Prime Minister Theresa May will trigger Article 50 of the EU charter, the process by which negotiations for the U.K. to leave the European Union will officially begin, on Wednesday, March 29, her office announced Monday. The decision comes a little more than nine months after Britons voted 52 percent to 48 percent to leave the EU. The results of the vote were a shock to the establishment, which had warned of dire consequences should Brexit occur. So far, none of the worst predictions have come true. Still, it’s unclear what a future U.K.-EU relationship will look like. A “hard Brexit” would mean the U.K. loses access to the EU single market while a “soft Brexit” would leave the relationship between the U.K. and the EU mostly intact—but with important exceptions. The U.K. is likely to seek a deal that does not adversely affect its business interests or hurt the City of London, which is the de-facto financial capital of Europe. The EU, on the other hand, will be keen to protect its own interests; giving away too much to the U.K. might encourage other members of the bloc to leave, as well. The two sides are expected to spend about two years discussing the contours of what that relationship will be, until which the U.K. remains a member of the EU. If all goes according to the timetable, Brexit will officially happen in March 2019. An EU spokesman said the bloc was “ready and waiting” for the official notification of the Article 50 trigger from the U.K. government.
Judge Gorsuch Prepares for Confirmation Hearings
Judge Neil Gorsuch, President Trump’s nominee to the U.S. Supreme Court, will appear today before the Senate Judiciary Committee for the start of his confirmation hearings. My colleague Clare Foran wrote about what’s at stake for Democrats and Republicans at the hearing for the judge who would replace the late Antonin Scalia on the court. The hearings, she writes, “will mark a departure from the treatment that Merrick Garland, former President Obama’s nominee to fill the same Supreme Court seat, faced in Congress last year when Senate Republicans broke with tradition by refusing to hold even a single hearing to consider the nomination.” Here’s more:
Even if Democrats wanted to, the party can’t mount the same kind of all-out opposition to Trump’s Supreme Court nominee. The most glaring reason is that Democrats don’t control the Senate, and Republicans have the power to set the hearing agenda.

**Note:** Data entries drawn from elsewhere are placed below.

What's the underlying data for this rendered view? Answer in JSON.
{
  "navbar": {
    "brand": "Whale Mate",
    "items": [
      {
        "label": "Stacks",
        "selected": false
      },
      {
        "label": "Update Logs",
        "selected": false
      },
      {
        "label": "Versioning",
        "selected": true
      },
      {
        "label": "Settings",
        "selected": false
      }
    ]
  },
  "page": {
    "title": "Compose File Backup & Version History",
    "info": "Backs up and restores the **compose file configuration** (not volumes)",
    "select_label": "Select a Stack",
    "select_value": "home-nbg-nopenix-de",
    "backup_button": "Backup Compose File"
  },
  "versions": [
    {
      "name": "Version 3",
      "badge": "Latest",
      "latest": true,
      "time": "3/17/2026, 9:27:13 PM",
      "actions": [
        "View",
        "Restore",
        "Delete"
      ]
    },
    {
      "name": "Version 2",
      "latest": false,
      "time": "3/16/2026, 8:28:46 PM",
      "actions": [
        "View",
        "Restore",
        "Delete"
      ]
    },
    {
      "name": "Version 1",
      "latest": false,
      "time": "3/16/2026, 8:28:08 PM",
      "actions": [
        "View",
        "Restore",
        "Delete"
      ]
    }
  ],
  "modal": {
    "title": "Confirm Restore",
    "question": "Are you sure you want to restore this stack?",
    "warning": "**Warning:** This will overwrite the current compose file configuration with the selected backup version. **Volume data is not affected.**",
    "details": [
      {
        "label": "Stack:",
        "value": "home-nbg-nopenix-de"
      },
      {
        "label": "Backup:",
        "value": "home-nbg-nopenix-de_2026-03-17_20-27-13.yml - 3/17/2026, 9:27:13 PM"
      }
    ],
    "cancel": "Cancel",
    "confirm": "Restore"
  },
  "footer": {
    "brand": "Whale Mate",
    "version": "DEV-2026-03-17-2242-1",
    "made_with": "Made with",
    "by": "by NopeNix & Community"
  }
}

Still, Democrats could be putting up more of a fight than they have so far, and have faced criticism from left-leaning advocacy groups as a result.
But part of the reason Democrats haven’t taken a hard-line approach on par with how Republicans treated Obama’s nominee may be because public opinion surveys suggest liberal voters are less concerned than conservatives about the current Supreme Court vacancy, and who gets to replace the late conservative Justice Antonin Scalia.
Clare’s full story here